Media owners used to know their place. They would wait for clients - via their creative and planning agencies - to come to talk to them. Woe betide any print title or broadcaster that stepped on to an agency's patch and dared to talk to an advertiser directly. That was considered a hanging offence. Yet, in a rapidly fragmenting media market, this narrow thinking is of no interest to advertisers.
They want the simplest and most convenient way to reach the people. This means an integrated communications strategy, and if it involves letting a media owner lead the whole process, then so be it.
Consumers switch between different online and offline media, and an advertiser wants someone to come up with a great idea that will work across all platforms and be managed sensibly.
There is no reason why a campaign involving everything from event marketing to digital media should not be led by a media owner. Most press and broadcast organisations have already remodelled their core businesses, adding event, research and digital teams.
We have an insight department whose job it is to generate valuable brand and market insight that gives the data held by many media agencies a run for its money. This information tells us who we should be partnering with and how.
I understand why some traditionalists at marketing agencies might feel as if their noses have been yanked out of joint by what they see as media owners trespassing on their ground. But they don't need to suffer such pain. This is all about trust and about everyone working together for the benefit of the advertiser.
Our insight department shares its findings with agencies, and media planners have been known to spend a day with agency staff when preparing for a pitch. When we lead an integrated campaign, we even offer to pay for a project manager to sit in the client's office, just to reassure them. Peace, it seems, has well and truly broken out.
The bottom line here is that agencies must get used to media owners wanting to play a more active part in this new, integrated world.
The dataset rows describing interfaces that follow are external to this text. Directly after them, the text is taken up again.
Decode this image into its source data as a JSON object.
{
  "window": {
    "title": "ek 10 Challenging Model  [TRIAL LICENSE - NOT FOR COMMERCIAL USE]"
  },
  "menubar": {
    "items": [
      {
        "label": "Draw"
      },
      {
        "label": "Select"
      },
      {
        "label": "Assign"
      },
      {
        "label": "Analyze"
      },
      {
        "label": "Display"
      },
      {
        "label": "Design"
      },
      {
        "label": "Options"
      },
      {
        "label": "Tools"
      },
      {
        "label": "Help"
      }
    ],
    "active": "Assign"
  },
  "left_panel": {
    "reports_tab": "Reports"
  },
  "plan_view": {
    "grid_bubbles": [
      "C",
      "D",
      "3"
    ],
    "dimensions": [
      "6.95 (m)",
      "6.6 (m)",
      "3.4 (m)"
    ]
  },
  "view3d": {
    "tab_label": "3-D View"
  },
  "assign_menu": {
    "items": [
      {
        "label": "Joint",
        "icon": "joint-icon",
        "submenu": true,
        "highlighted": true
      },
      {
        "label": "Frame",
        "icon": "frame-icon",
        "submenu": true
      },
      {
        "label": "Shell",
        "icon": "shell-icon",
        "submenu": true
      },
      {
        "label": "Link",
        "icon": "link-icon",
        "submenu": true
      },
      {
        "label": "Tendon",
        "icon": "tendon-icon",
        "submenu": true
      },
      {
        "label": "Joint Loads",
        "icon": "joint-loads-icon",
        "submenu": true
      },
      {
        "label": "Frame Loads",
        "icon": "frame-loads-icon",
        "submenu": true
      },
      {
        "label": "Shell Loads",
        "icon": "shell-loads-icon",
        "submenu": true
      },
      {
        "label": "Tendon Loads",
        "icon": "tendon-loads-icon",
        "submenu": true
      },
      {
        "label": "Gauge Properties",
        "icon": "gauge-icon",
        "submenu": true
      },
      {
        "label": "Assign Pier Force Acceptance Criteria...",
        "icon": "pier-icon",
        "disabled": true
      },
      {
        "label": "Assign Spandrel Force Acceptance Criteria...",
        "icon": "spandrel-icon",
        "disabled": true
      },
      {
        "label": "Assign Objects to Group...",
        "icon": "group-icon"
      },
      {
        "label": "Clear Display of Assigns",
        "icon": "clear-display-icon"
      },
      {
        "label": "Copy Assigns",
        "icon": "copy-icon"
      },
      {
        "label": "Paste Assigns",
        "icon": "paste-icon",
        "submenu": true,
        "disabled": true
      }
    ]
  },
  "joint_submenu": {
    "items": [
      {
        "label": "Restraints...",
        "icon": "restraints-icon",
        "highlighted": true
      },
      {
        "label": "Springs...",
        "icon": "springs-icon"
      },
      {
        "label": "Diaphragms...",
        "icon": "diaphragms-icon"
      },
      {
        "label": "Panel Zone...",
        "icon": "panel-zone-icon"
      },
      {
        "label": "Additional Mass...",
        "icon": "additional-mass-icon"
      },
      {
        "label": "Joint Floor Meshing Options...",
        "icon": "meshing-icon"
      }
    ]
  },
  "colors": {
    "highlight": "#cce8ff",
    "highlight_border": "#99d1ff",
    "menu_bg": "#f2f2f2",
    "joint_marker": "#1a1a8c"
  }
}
It has not been easy. Media owners have had to change their way of thinking, too, and be prepared to work more closely with organisations that are effectively competitors.
We produced some engaging content for IBM around Wimbledon, which appeared on other media channels. We are always being asked by agencies if we are prepared to work with print partners, such as the Financial Times, and these are discussions we are willing to have.
Brands such as Shell, BT and Zurich Financial Services have no qualms about seeing a broadcaster as a single point of contact for a fully integrated campaign. They know that even if we devise a content deal and lead the communication, their relevant agencies will not be far away.
When BT Global Services needed to convince executives the company was actually a global supplier of networked IT services, the creative was a joint effort between itself, its agency Starcom and CNBC.
For Zurich, we devised unique content for a series called Change Reaction. It was a weekly, five-minute programme profiling companies that have responded to major business challenges, and it linked nicely to Zurich's claim to help companies cope with change. The shows went out during our Power Lunch Europe programme and were promoted across other media by Zurich's agencies.
For Shell, we produce the Questions for the Future series of six debates about energy that are held around the world. There was limited on-air branding, but Shell invited guests to be in the live studio audience and it had exclusivity during the ad breaks. It has been shown on CNBC Europe and CNBC Asia, and the public's perception that Shell is committed to renewable resources has risen by 19 per cent.
This is about integrating brands into television programming to get cut-through. It may sound like we are champing at the bit to become a full-service organisation, but in reality, that is a long, long way off.
My bread and butter remains putting spots on air - as my boss is quick to remind me at every opportunity. In fact, whenever I get carried away with the need for a more joined-up approach to advertising, I quickly remind myself that we are, first and foremost, a business and financial news broadcaster.
Getting closer to advertisers does have its difficulties. The thorny subject of editorial integrity will always raise its head and there are the usual Ofcom rules to obey, but advertisers increasingly want access to our talent, especially our programme anchors.
Clients and agencies need to understand this is rarely possible. After all, a presenter might be interviewing the client's chief executive about his annual results the next week and the relationship would be difficult. Put it this way: would you expect Jeremy Paxman to appear in a TV ad for a company he is likely to be questioning?
If a media owner is leading an integrated campaign, it needs the trust of the client and its various agencies. An editorially led project cannot be blatantly sponsored.
The broadcaster will know when is the best time for any bespoke content to be aired. Our viewing peaks and troughs are different to those for terrestrial broadcasters, with some of our highest audiences recorded at 7am. We will integrate a campaign into our schedule when the relevant audience will be the most receptive.
Whenever a media owner wanders into unfamiliar territory, there are risks involved. When not simply selling advertising but initiating ideas and leading integrated campaigns, clients get to see us naked.
When we were in Sao Paulo filming one of the Shell debates, some of our team missed their flights, spent 35 hours getting there and arrived with food poisoning, having not slept in a bed for two days. No-one at the local hotel where we had created the studio spoke English and there was a power cut just as we were about to go on air.
Working so closely with clients is not always easy, but as demand for a fully-integrated approach intensifies, media owners will be doing a lot more of it.
- Liz Jones is the vice-president and European sales director of CNBC Europe.